▶ **Exercise goal**
All entries below are to be returned exactly, with pictures left out.

▶ **Entries from a dataset of interfaces**

>>>>>

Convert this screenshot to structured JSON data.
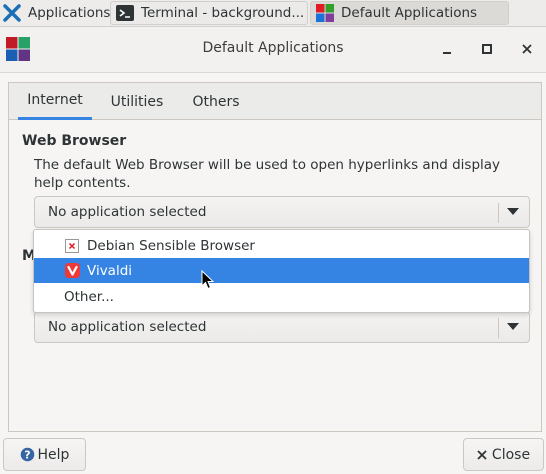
{
  "taskbar": {
    "applications_label": "Applications",
    "terminal_label": "Terminal - background...",
    "default_apps_label": "Default Applications"
  },
  "window": {
    "title": "Default Applications"
  },
  "tabs": [
    {
      "label": "Internet",
      "active": true
    },
    {
      "label": "Utilities",
      "active": false
    },
    {
      "label": "Others",
      "active": false
    }
  ],
  "web_browser": {
    "title": "Web Browser",
    "description": "The default Web Browser will be used to open hyperlinks and display help contents.",
    "selected": "No application selected"
  },
  "mail_reader": {
    "title_visible": "M",
    "selected": "No application selected"
  },
  "dropdown": {
    "items": [
      {
        "label": "Debian Sensible Browser",
        "icon": "debian-sensible-browser-icon",
        "selected": false
      },
      {
        "label": "Vivaldi",
        "icon": "vivaldi-icon",
        "selected": true
      },
      {
        "label": "Other...",
        "icon": "",
        "selected": false
      }
    ]
  },
  "footer": {
    "help_label": "Help",
    "close_label": "Close"
  },
  "colors": {
    "accent": "#3584e4",
    "vivaldi": "#ef3939"
  }
}
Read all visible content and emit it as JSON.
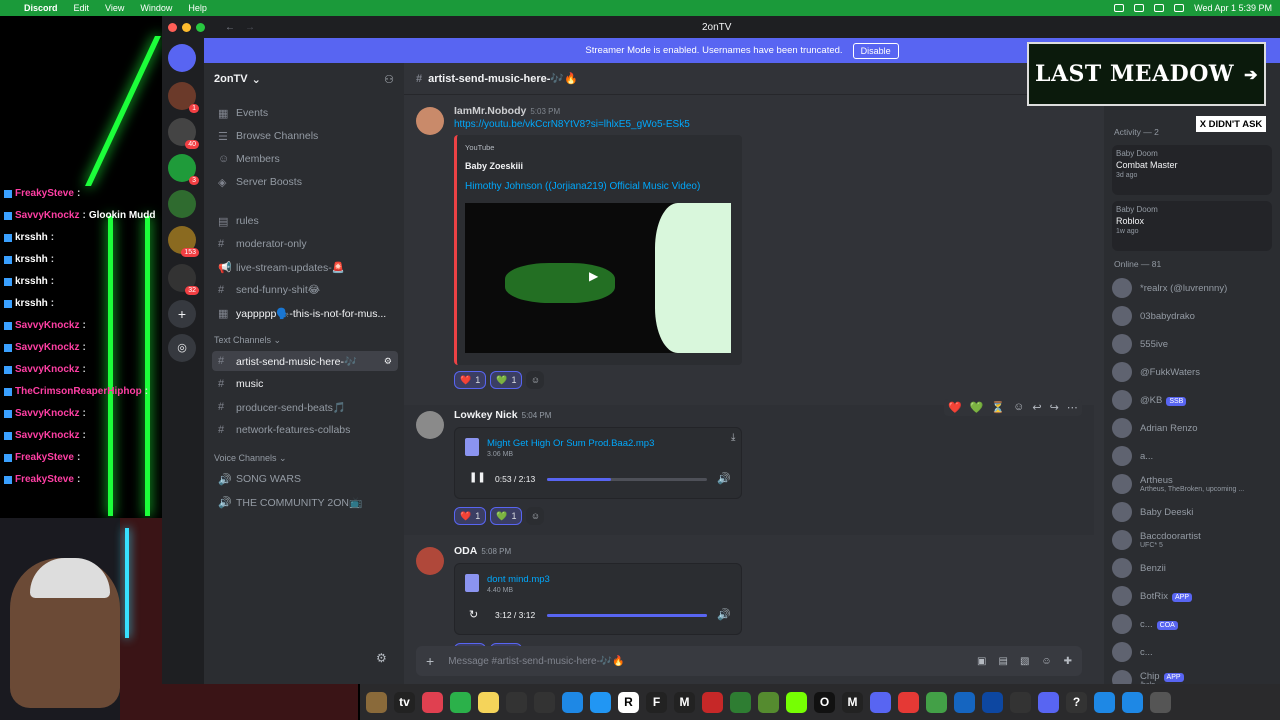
{
  "menubar": {
    "apple": "",
    "app": "Discord",
    "items": [
      "Edit",
      "View",
      "Window",
      "Help"
    ],
    "clock": "Wed Apr 1  5:39 PM"
  },
  "window": {
    "title": "2onTV"
  },
  "streamer_banner": {
    "text": "Streamer Mode is enabled. Usernames have been truncated.",
    "button": "Disable"
  },
  "server": {
    "name": "2onTV"
  },
  "guild_badges": [
    "1",
    "40",
    "3",
    "153",
    "32"
  ],
  "channels": {
    "top": [
      {
        "icon": "calendar-icon",
        "label": "Events"
      },
      {
        "icon": "browse-icon",
        "label": "Browse Channels"
      },
      {
        "icon": "members-icon",
        "label": "Members"
      },
      {
        "icon": "boost-icon",
        "label": "Server Boosts"
      }
    ],
    "list": [
      "rules",
      "moderator-only",
      "live-stream-updates-🚨",
      "send-funny-shit😂",
      "yappppp🗣️-this-is-not-for-mus..."
    ],
    "text_category": "Text Channels",
    "text": [
      "artist-send-music-here-🎶🔥",
      "music",
      "producer-send-beats🎵",
      "network-features-collabs"
    ],
    "voice_category": "Voice Channels",
    "voice": [
      "SONG WARS",
      "THE COMMUNITY 2ON📺"
    ]
  },
  "channel_header": {
    "name": "artist-send-music-here-🎶🔥"
  },
  "messages": [
    {
      "user": "IamMr.Nobody",
      "time": "5:03 PM",
      "link": "https://youtu.be/vkCcrN8YtV8?si=lhlxE5_gWo5-ESk5",
      "embed_provider": "YouTube",
      "embed_author": "Baby Zoeskiii",
      "embed_title": "Himothy Johnson ((Jorjiana219) Official Music Video)",
      "reactions": [
        {
          "emoji": "❤️",
          "count": "1"
        },
        {
          "emoji": "💚",
          "count": "1"
        }
      ]
    },
    {
      "user": "Lowkey Nick",
      "time": "5:04 PM",
      "file": "Might Get High Or Sum Prod.Baa2.mp3",
      "size": "3.06 MB",
      "playback": "0:53 / 2:13",
      "progress": 0.4,
      "reactions": [
        {
          "emoji": "❤️",
          "count": "1"
        },
        {
          "emoji": "💚",
          "count": "1"
        }
      ]
    },
    {
      "user": "ODA",
      "time": "5:08 PM",
      "file": "dont mind.mp3",
      "size": "4.40 MB",
      "playback": "3:12 / 3:12",
      "progress": 1.0,
      "reactions": [
        {
          "emoji": "❤️",
          "count": "1"
        },
        {
          "emoji": "💚",
          "count": "1"
        }
      ]
    }
  ],
  "composer": {
    "placeholder": "Message #artist-send-music-here-🎶🔥"
  },
  "members": {
    "activity_header": "Activity — 2",
    "activity": [
      {
        "user": "Baby Doom",
        "game": "Combat Master",
        "ago": "3d ago"
      },
      {
        "user": "Baby Doom",
        "game": "Roblox",
        "ago": "1w ago"
      }
    ],
    "online_header": "Online — 81",
    "list": [
      {
        "name": "*realrx (@luvrennny)",
        "tag": ""
      },
      {
        "name": "03babydrako",
        "tag": ""
      },
      {
        "name": "555ive",
        "tag": ""
      },
      {
        "name": "@FukkWaters",
        "tag": ""
      },
      {
        "name": "@KB",
        "tag": "SSB"
      },
      {
        "name": "Adrian Renzo",
        "tag": ""
      },
      {
        "name": "a...",
        "tag": ""
      },
      {
        "name": "Artheus",
        "sub": "Artheus, TheBroken, upcoming ...",
        "tag": ""
      },
      {
        "name": "Baby Deeski",
        "tag": ""
      },
      {
        "name": "Baccdoorartist",
        "sub": "UFC* 5",
        "tag": ""
      },
      {
        "name": "Benzii",
        "tag": ""
      },
      {
        "name": "BotRix",
        "tag": "APP"
      },
      {
        "name": "c...",
        "tag": "COA"
      },
      {
        "name": "c...",
        "tag": ""
      },
      {
        "name": "Chip",
        "sub": "/help",
        "tag": "APP"
      }
    ]
  },
  "ad": {
    "title": "LAST MEADOW",
    "badge": "X DIDN'T ASK"
  },
  "chat_overlay": [
    {
      "user": "FreakySteve",
      "text": "",
      "color": "#ff3fa4"
    },
    {
      "user": "SavvyKnockz",
      "text": "Glookin Mudd",
      "color": "#ff3fa4"
    },
    {
      "user": "krsshh",
      "text": "",
      "color": "#ffffff"
    },
    {
      "user": "krsshh",
      "text": "",
      "color": "#ffffff"
    },
    {
      "user": "krsshh",
      "text": "",
      "color": "#ffffff"
    },
    {
      "user": "krsshh",
      "text": "",
      "color": "#ffffff"
    },
    {
      "user": "SavvyKnockz",
      "text": "",
      "color": "#ff3fa4"
    },
    {
      "user": "SavvyKnockz",
      "text": "",
      "color": "#ff3fa4"
    },
    {
      "user": "SavvyKnockz",
      "text": "",
      "color": "#ff3fa4"
    },
    {
      "user": "TheCrimsonReaperHiphop",
      "text": "",
      "color": "#ff3fa4"
    },
    {
      "user": "SavvyKnockz",
      "text": "",
      "color": "#ff3fa4"
    },
    {
      "user": "SavvyKnockz",
      "text": "",
      "color": "#ff3fa4"
    },
    {
      "user": "FreakySteve",
      "text": "",
      "color": "#ff3fa4"
    },
    {
      "user": "FreakySteve",
      "text": "",
      "color": "#ff3fa4"
    }
  ],
  "dock_labels": [
    "tv",
    "R",
    "F",
    "M",
    "O",
    "M",
    "?"
  ]
}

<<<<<

▶ **Task answer**
Convert this screenshot to structured JSON data.
{
  "taskbar": {
    "applications_label": "Applications",
    "terminal_label": "Terminal - background...",
    "default_apps_label": "Default Applications"
  },
  "window": {
    "title": "Default Applications"
  },
  "tabs": [
    {
      "label": "Internet",
      "active": true
    },
    {
      "label": "Utilities",
      "active": false
    },
    {
      "label": "Others",
      "active": false
    }
  ],
  "web_browser": {
    "title": "Web Browser",
    "description": "The default Web Browser will be used to open hyperlinks and display help contents.",
    "selected": "No application selected"
  },
  "mail_reader": {
    "title_visible": "M",
    "selected": "No application selected"
  },
  "dropdown": {
    "items": [
      {
        "label": "Debian Sensible Browser",
        "icon": "debian-sensible-browser-icon",
        "selected": false
      },
      {
        "label": "Vivaldi",
        "icon": "vivaldi-icon",
        "selected": true
      },
      {
        "label": "Other...",
        "icon": "",
        "selected": false
      }
    ]
  },
  "footer": {
    "help_label": "Help",
    "close_label": "Close"
  },
  "colors": {
    "accent": "#3584e4",
    "vivaldi": "#ef3939"
  }
}
Read all visible content and emit it as JSON.
{
  "menubar": {
    "apple": "",
    "app": "Discord",
    "items": [
      "Edit",
      "View",
      "Window",
      "Help"
    ],
    "clock": "Wed Apr 1  5:39 PM"
  },
  "window": {
    "title": "2onTV"
  },
  "streamer_banner": {
    "text": "Streamer Mode is enabled. Usernames have been truncated.",
    "button": "Disable"
  },
  "server": {
    "name": "2onTV"
  },
  "guild_badges": [
    "1",
    "40",
    "3",
    "153",
    "32"
  ],
  "channels": {
    "top": [
      {
        "icon": "calendar-icon",
        "label": "Events"
      },
      {
        "icon": "browse-icon",
        "label": "Browse Channels"
      },
      {
        "icon": "members-icon",
        "label": "Members"
      },
      {
        "icon": "boost-icon",
        "label": "Server Boosts"
      }
    ],
    "list": [
      "rules",
      "moderator-only",
      "live-stream-updates-🚨",
      "send-funny-shit😂",
      "yappppp🗣️-this-is-not-for-mus..."
    ],
    "text_category": "Text Channels",
    "text": [
      "artist-send-music-here-🎶🔥",
      "music",
      "producer-send-beats🎵",
      "network-features-collabs"
    ],
    "voice_category": "Voice Channels",
    "voice": [
      "SONG WARS",
      "THE COMMUNITY 2ON📺"
    ]
  },
  "channel_header": {
    "name": "artist-send-music-here-🎶🔥"
  },
  "messages": [
    {
      "user": "IamMr.Nobody",
      "time": "5:03 PM",
      "link": "https://youtu.be/vkCcrN8YtV8?si=lhlxE5_gWo5-ESk5",
      "embed_provider": "YouTube",
      "embed_author": "Baby Zoeskiii",
      "embed_title": "Himothy Johnson ((Jorjiana219) Official Music Video)",
      "reactions": [
        {
          "emoji": "❤️",
          "count": "1"
        },
        {
          "emoji": "💚",
          "count": "1"
        }
      ]
    },
    {
      "user": "Lowkey Nick",
      "time": "5:04 PM",
      "file": "Might Get High Or Sum Prod.Baa2.mp3",
      "size": "3.06 MB",
      "playback": "0:53 / 2:13",
      "progress": 0.4,
      "reactions": [
        {
          "emoji": "❤️",
          "count": "1"
        },
        {
          "emoji": "💚",
          "count": "1"
        }
      ]
    },
    {
      "user": "ODA",
      "time": "5:08 PM",
      "file": "dont mind.mp3",
      "size": "4.40 MB",
      "playback": "3:12 / 3:12",
      "progress": 1.0,
      "reactions": [
        {
          "emoji": "❤️",
          "count": "1"
        },
        {
          "emoji": "💚",
          "count": "1"
        }
      ]
    }
  ],
  "composer": {
    "placeholder": "Message #artist-send-music-here-🎶🔥"
  },
  "members": {
    "activity_header": "Activity — 2",
    "activity": [
      {
        "user": "Baby Doom",
        "game": "Combat Master",
        "ago": "3d ago"
      },
      {
        "user": "Baby Doom",
        "game": "Roblox",
        "ago": "1w ago"
      }
    ],
    "online_header": "Online — 81",
    "list": [
      {
        "name": "*realrx (@luvrennny)",
        "tag": ""
      },
      {
        "name": "03babydrako",
        "tag": ""
      },
      {
        "name": "555ive",
        "tag": ""
      },
      {
        "name": "@FukkWaters",
        "tag": ""
      },
      {
        "name": "@KB",
        "tag": "SSB"
      },
      {
        "name": "Adrian Renzo",
        "tag": ""
      },
      {
        "name": "a...",
        "tag": ""
      },
      {
        "name": "Artheus",
        "sub": "Artheus, TheBroken, upcoming ...",
        "tag": ""
      },
      {
        "name": "Baby Deeski",
        "tag": ""
      },
      {
        "name": "Baccdoorartist",
        "sub": "UFC* 5",
        "tag": ""
      },
      {
        "name": "Benzii",
        "tag": ""
      },
      {
        "name": "BotRix",
        "tag": "APP"
      },
      {
        "name": "c...",
        "tag": "COA"
      },
      {
        "name": "c...",
        "tag": ""
      },
      {
        "name": "Chip",
        "sub": "/help",
        "tag": "APP"
      }
    ]
  },
  "ad": {
    "title": "LAST MEADOW",
    "badge": "X DIDN'T ASK"
  },
  "chat_overlay": [
    {
      "user": "FreakySteve",
      "text": "",
      "color": "#ff3fa4"
    },
    {
      "user": "SavvyKnockz",
      "text": "Glookin Mudd",
      "color": "#ff3fa4"
    },
    {
      "user": "krsshh",
      "text": "",
      "color": "#ffffff"
    },
    {
      "user": "krsshh",
      "text": "",
      "color": "#ffffff"
    },
    {
      "user": "krsshh",
      "text": "",
      "color": "#ffffff"
    },
    {
      "user": "krsshh",
      "text": "",
      "color": "#ffffff"
    },
    {
      "user": "SavvyKnockz",
      "text": "",
      "color": "#ff3fa4"
    },
    {
      "user": "SavvyKnockz",
      "text": "",
      "color": "#ff3fa4"
    },
    {
      "user": "SavvyKnockz",
      "text": "",
      "color": "#ff3fa4"
    },
    {
      "user": "TheCrimsonReaperHiphop",
      "text": "",
      "color": "#ff3fa4"
    },
    {
      "user": "SavvyKnockz",
      "text": "",
      "color": "#ff3fa4"
    },
    {
      "user": "SavvyKnockz",
      "text": "",
      "color": "#ff3fa4"
    },
    {
      "user": "FreakySteve",
      "text": "",
      "color": "#ff3fa4"
    },
    {
      "user": "FreakySteve",
      "text": "",
      "color": "#ff3fa4"
    }
  ],
  "dock_labels": [
    "tv",
    "R",
    "F",
    "M",
    "O",
    "M",
    "?"
  ]
}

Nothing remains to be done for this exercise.